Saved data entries
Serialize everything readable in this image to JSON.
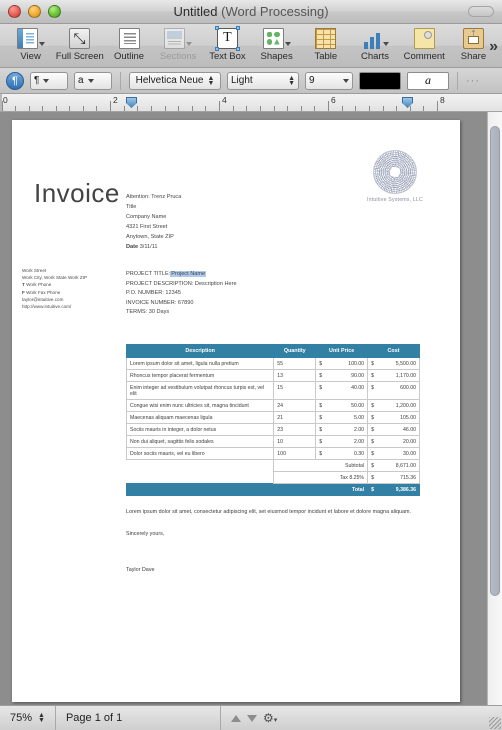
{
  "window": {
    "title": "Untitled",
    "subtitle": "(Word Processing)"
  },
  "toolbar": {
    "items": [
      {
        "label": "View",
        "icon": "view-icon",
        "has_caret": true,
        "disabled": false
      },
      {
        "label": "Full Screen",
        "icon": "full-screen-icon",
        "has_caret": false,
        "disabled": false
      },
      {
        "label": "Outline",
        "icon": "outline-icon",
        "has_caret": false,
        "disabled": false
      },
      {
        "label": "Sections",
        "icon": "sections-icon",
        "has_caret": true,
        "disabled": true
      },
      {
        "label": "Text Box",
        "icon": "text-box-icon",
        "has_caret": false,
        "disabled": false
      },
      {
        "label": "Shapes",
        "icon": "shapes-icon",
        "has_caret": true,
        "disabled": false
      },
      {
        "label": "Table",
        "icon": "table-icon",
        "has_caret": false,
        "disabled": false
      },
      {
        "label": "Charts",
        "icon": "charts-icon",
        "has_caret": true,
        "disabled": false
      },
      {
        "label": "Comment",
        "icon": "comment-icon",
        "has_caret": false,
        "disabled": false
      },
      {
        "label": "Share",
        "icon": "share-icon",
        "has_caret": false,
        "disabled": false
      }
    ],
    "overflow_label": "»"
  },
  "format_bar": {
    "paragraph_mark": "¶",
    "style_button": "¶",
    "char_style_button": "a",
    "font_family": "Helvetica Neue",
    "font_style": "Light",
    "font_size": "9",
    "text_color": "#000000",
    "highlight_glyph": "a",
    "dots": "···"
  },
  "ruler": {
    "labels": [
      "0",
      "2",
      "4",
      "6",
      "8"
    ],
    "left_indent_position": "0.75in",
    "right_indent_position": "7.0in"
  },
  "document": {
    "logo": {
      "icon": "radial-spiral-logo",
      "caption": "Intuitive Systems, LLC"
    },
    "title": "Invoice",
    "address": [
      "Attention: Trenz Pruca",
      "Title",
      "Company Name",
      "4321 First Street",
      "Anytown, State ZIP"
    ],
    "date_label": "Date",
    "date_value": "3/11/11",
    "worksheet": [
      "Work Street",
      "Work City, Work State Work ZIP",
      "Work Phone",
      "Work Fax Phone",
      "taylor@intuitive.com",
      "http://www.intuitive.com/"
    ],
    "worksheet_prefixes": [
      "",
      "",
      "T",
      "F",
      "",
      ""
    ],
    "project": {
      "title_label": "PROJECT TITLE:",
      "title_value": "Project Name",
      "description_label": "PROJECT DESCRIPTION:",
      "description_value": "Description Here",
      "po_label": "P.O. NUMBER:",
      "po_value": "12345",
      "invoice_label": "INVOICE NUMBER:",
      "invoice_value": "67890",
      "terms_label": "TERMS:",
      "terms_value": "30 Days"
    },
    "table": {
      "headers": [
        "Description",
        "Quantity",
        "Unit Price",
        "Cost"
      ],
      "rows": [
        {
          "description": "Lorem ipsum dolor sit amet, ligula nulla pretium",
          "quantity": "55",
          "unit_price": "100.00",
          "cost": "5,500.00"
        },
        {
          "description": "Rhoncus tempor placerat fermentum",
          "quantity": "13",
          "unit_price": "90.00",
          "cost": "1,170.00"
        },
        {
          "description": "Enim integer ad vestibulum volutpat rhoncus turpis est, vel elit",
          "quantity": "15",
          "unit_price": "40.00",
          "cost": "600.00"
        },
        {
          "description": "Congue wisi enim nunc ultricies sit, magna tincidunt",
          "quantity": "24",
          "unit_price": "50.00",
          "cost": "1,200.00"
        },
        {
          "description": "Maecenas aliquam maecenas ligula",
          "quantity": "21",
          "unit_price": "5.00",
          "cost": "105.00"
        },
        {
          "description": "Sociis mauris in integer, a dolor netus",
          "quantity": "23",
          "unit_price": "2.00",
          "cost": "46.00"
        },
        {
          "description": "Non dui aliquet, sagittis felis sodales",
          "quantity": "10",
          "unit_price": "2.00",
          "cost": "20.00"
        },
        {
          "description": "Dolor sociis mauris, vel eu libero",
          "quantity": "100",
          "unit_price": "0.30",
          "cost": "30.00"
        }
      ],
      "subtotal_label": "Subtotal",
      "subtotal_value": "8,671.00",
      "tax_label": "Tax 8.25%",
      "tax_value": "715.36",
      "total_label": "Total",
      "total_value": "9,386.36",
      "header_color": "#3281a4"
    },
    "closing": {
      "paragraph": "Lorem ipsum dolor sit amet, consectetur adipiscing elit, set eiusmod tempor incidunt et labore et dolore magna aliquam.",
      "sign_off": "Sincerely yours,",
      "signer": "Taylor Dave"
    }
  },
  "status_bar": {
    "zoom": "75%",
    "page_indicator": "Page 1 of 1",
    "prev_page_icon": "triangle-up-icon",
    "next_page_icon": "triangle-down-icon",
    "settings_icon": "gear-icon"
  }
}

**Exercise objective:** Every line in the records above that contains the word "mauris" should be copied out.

**Solution below:**
          "description": "Sociis mauris in integer, a dolor netus",
          "description": "Dolor sociis mauris, vel eu libero",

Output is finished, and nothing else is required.